TASK STATEMENT
Check every line of the records below for the string "ვადა" and copy the ones that have it.

(Dataset items)
"""
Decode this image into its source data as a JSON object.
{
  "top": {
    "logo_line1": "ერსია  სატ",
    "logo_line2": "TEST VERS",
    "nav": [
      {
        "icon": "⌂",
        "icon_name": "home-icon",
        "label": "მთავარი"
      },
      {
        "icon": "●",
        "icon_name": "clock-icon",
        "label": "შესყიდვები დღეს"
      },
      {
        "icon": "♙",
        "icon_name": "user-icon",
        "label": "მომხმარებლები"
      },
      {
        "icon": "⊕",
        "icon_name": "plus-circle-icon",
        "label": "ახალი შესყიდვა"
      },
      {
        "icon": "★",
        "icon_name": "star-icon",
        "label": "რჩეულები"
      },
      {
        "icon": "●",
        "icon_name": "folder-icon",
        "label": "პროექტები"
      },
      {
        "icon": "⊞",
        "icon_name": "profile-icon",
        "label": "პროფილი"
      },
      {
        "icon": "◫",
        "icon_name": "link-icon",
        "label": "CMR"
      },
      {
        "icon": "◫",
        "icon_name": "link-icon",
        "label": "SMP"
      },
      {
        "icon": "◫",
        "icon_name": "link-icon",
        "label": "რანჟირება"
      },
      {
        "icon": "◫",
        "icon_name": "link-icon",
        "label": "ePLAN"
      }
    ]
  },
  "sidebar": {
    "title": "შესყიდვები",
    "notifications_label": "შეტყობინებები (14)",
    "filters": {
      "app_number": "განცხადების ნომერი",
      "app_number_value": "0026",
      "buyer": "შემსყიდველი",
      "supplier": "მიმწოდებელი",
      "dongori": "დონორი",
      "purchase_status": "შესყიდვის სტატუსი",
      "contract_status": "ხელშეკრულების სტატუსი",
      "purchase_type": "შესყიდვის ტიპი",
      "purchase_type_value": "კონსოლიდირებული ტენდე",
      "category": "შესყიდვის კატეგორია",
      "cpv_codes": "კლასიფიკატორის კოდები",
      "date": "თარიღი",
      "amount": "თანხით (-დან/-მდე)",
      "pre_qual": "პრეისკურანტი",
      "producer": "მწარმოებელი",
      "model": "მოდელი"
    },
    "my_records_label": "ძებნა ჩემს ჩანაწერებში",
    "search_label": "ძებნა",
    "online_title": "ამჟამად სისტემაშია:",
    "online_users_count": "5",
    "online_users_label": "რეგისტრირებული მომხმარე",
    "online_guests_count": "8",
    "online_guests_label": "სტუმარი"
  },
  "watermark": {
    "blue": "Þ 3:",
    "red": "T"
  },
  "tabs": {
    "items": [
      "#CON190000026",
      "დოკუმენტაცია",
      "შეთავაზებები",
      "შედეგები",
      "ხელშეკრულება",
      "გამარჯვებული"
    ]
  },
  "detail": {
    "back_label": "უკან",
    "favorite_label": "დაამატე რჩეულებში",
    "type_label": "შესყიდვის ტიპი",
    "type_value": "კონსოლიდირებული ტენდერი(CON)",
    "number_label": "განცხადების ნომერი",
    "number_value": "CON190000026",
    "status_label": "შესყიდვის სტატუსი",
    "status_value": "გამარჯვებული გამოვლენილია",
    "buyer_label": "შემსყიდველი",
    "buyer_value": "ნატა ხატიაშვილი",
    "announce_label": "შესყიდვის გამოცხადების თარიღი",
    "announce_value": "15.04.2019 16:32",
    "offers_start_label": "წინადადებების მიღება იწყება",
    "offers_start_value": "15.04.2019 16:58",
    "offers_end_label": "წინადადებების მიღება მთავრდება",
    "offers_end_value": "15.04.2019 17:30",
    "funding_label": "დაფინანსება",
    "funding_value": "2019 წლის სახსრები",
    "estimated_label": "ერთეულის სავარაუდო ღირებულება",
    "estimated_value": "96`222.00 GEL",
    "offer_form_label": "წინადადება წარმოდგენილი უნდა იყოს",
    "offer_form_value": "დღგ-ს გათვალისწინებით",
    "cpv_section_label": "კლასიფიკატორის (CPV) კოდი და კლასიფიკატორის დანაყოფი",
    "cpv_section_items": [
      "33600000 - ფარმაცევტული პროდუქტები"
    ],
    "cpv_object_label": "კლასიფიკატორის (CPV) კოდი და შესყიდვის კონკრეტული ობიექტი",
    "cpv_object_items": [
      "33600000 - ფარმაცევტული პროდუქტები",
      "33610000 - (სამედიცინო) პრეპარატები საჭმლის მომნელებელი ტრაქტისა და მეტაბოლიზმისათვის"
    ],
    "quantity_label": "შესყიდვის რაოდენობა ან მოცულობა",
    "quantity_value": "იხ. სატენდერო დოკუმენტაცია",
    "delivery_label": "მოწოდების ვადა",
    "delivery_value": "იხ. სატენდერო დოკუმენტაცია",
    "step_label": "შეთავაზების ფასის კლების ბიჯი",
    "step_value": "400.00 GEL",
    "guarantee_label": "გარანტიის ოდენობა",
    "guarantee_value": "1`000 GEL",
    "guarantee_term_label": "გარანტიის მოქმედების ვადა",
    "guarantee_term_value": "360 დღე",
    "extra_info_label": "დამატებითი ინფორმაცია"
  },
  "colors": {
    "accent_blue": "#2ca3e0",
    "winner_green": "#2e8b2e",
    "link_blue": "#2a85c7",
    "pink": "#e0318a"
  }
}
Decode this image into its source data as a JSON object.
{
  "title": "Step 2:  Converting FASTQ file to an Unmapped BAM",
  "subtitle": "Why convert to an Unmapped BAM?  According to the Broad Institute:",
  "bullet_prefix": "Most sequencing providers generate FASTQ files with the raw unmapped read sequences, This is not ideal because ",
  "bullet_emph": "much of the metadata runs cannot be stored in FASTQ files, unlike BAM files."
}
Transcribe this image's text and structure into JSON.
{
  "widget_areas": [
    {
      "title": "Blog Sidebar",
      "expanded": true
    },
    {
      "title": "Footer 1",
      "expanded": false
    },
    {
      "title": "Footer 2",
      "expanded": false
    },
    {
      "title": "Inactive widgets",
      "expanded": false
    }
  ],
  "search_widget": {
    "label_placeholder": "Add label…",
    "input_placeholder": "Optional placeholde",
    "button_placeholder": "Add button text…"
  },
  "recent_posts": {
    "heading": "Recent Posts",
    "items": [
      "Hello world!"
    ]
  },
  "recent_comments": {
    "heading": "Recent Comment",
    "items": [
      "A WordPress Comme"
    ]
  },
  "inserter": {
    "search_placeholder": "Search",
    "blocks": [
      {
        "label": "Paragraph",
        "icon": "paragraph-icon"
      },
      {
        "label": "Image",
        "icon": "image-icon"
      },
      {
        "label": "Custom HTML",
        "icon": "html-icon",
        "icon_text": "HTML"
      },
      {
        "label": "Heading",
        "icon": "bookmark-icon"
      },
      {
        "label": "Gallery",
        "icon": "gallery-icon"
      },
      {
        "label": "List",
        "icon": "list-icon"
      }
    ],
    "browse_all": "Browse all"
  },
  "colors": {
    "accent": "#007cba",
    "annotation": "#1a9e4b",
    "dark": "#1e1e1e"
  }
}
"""
ANSWER TO THE EXERCISE
    "delivery_label": "მოწოდების ვადა",
    "guarantee_term_label": "გარანტიის მოქმედების ვადა",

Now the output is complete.